Segment Start: Input records
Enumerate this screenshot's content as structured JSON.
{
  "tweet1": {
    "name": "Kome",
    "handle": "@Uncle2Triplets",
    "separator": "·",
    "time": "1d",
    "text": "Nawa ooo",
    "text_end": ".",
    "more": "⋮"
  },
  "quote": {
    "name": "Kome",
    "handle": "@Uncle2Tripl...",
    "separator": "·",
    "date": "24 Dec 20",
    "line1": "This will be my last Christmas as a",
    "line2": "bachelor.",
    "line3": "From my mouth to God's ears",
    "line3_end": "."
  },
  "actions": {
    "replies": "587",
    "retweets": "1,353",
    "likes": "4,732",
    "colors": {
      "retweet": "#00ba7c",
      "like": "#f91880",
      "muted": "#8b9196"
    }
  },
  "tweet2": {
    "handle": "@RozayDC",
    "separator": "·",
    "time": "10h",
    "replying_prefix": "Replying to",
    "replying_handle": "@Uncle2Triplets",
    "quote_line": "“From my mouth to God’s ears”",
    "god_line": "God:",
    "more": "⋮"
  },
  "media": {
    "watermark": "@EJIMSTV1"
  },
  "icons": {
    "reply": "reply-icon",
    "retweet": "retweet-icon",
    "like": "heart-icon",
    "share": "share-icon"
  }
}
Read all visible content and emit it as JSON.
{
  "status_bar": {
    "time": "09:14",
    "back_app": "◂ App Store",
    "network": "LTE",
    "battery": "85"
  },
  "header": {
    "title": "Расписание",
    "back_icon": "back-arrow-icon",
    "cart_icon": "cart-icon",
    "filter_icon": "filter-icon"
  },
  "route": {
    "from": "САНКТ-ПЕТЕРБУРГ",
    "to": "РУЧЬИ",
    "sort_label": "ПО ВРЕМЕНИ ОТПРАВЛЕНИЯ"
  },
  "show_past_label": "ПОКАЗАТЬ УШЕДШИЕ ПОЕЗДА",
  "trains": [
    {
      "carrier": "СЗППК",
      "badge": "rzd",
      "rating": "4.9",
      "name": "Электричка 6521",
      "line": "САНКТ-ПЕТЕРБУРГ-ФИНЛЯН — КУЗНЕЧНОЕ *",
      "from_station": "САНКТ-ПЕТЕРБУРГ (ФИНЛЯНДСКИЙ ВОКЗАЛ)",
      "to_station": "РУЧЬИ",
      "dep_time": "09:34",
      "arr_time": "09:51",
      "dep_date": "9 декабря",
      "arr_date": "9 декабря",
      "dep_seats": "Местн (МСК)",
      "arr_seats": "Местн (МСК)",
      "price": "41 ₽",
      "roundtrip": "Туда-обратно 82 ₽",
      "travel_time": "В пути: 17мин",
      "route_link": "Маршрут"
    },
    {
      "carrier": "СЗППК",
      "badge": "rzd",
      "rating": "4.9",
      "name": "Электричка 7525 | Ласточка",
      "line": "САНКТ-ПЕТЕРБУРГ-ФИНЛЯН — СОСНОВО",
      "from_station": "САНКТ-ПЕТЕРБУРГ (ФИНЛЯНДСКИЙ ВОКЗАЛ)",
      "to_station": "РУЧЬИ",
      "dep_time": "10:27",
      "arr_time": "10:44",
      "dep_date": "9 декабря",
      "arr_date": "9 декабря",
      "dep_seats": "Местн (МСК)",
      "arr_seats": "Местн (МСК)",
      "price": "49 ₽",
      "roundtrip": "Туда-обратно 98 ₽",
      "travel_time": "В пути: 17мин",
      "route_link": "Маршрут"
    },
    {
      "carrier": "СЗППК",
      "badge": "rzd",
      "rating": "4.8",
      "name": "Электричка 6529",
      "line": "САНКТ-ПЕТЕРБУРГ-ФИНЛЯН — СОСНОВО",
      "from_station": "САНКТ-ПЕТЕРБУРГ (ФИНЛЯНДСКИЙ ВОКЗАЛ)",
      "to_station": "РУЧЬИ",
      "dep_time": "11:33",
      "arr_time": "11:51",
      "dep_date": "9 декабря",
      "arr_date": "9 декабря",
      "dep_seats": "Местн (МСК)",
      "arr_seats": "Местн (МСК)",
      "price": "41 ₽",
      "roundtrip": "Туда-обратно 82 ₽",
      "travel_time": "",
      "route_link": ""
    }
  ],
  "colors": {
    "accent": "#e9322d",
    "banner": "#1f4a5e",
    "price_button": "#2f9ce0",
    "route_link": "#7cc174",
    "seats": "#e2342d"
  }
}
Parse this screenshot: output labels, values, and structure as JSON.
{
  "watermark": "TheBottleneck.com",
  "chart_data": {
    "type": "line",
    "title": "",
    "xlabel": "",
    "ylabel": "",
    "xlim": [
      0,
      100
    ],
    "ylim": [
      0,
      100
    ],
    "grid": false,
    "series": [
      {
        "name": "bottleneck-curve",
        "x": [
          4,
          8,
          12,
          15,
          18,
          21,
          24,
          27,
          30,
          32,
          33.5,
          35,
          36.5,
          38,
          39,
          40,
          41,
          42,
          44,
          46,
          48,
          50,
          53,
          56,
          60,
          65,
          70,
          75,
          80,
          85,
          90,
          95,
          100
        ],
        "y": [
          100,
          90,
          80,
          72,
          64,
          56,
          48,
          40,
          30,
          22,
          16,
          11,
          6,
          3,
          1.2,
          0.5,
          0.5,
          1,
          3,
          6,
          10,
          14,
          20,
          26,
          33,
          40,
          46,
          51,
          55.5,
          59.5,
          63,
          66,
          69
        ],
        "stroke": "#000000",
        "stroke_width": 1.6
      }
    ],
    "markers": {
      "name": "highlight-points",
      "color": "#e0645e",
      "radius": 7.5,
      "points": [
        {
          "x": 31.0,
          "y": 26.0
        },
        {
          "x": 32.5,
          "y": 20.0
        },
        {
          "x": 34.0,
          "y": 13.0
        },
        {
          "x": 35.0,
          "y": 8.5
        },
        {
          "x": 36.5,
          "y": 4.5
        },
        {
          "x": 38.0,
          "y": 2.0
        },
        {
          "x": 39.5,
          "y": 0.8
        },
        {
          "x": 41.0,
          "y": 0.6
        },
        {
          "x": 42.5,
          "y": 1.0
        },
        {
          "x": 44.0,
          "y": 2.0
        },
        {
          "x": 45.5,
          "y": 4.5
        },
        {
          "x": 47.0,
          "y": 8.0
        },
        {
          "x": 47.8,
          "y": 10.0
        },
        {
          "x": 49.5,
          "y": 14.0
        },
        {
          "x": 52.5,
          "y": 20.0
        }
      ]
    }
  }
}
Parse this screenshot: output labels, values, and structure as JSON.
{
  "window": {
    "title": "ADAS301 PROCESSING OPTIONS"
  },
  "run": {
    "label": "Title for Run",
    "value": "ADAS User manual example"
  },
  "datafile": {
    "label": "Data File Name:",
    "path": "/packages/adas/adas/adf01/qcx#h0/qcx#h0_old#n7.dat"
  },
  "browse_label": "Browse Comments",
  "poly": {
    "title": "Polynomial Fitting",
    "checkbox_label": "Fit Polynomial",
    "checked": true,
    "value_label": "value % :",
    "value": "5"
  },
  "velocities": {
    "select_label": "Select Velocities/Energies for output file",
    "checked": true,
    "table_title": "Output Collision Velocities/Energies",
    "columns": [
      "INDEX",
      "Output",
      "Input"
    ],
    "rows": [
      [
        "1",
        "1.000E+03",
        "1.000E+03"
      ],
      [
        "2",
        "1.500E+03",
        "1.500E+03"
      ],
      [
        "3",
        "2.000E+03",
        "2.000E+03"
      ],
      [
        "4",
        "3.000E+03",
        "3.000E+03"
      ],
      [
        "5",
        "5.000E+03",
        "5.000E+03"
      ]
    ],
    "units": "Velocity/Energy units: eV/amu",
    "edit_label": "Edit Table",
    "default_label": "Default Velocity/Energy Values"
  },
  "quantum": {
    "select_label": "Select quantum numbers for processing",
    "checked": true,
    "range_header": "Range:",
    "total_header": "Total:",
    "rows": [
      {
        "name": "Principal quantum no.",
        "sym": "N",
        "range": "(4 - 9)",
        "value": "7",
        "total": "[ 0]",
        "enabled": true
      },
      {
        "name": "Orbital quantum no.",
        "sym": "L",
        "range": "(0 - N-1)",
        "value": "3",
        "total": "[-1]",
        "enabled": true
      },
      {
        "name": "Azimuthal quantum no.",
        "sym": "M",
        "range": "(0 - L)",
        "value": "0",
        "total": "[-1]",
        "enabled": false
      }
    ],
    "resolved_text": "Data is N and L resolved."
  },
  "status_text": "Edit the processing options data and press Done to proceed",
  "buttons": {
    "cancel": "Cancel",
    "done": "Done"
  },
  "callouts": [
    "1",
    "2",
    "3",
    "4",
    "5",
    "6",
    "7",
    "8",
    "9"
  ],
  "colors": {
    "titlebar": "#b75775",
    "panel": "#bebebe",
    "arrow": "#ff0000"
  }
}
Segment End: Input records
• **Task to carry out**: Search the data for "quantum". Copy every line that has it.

• **Answer**:
  "quantum": {
    "select_label": "Select quantum numbers for processing",
        "name": "Principal quantum no.",
        "name": "Orbital quantum no.",
        "name": "Azimuthal quantum no.",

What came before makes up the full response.